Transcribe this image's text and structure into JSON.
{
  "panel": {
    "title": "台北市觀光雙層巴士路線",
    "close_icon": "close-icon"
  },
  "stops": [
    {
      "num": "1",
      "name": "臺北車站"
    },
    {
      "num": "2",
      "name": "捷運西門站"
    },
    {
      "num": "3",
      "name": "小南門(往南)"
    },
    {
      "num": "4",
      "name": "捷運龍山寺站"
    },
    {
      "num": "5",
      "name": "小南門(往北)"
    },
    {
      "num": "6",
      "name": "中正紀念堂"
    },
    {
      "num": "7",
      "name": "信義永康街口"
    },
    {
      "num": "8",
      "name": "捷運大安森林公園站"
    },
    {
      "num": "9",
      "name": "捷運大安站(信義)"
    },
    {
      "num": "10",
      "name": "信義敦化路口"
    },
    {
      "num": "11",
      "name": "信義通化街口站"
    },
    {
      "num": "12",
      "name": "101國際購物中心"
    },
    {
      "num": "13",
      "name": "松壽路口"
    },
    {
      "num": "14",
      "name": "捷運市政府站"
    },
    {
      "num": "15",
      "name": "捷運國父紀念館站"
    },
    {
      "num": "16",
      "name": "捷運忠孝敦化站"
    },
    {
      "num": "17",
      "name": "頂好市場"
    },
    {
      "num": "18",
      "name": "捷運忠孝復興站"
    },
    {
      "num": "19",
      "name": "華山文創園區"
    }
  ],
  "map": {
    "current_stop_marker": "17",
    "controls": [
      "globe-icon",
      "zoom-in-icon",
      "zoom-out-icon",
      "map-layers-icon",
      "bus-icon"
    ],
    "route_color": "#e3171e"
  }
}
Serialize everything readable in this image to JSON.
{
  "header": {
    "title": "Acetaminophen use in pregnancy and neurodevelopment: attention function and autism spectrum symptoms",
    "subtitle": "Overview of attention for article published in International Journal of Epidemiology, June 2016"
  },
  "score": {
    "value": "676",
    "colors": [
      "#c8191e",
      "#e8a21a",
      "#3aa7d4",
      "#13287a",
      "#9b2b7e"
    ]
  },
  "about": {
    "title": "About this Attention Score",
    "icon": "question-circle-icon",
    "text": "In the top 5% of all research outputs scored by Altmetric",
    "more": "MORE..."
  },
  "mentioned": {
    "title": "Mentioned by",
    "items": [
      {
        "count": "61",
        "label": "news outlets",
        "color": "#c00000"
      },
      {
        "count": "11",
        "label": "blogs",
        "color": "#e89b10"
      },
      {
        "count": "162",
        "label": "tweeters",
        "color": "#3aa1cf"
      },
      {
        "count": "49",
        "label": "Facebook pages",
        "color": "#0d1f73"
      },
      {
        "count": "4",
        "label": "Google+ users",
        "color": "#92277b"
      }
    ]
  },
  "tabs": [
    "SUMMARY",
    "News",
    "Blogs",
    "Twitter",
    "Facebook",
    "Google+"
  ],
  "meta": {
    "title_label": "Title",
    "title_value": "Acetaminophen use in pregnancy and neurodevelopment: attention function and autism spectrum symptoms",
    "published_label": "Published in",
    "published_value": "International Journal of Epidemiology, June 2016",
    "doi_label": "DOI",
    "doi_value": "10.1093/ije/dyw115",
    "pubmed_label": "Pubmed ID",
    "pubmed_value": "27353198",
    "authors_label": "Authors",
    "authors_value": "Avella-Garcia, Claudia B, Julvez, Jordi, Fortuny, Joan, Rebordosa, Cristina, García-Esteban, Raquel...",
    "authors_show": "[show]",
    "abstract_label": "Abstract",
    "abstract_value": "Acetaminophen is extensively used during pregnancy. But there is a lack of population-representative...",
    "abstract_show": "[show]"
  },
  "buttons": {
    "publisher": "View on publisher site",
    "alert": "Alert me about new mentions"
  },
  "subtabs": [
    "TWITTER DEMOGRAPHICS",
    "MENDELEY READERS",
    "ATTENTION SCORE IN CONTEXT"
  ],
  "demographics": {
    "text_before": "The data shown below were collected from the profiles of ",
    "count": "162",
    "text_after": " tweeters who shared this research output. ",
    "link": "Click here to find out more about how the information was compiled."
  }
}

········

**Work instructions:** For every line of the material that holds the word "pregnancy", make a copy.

**Answer to the problem:**
    "title": "Acetaminophen use in pregnancy and neurodevelopment: attention function and autism spectrum symptoms",
    "title_value": "Acetaminophen use in pregnancy and neurodevelopment: attention function and autism spectrum symptoms",
    "abstract_value": "Acetaminophen is extensively used during pregnancy. But there is a lack of population-representative...",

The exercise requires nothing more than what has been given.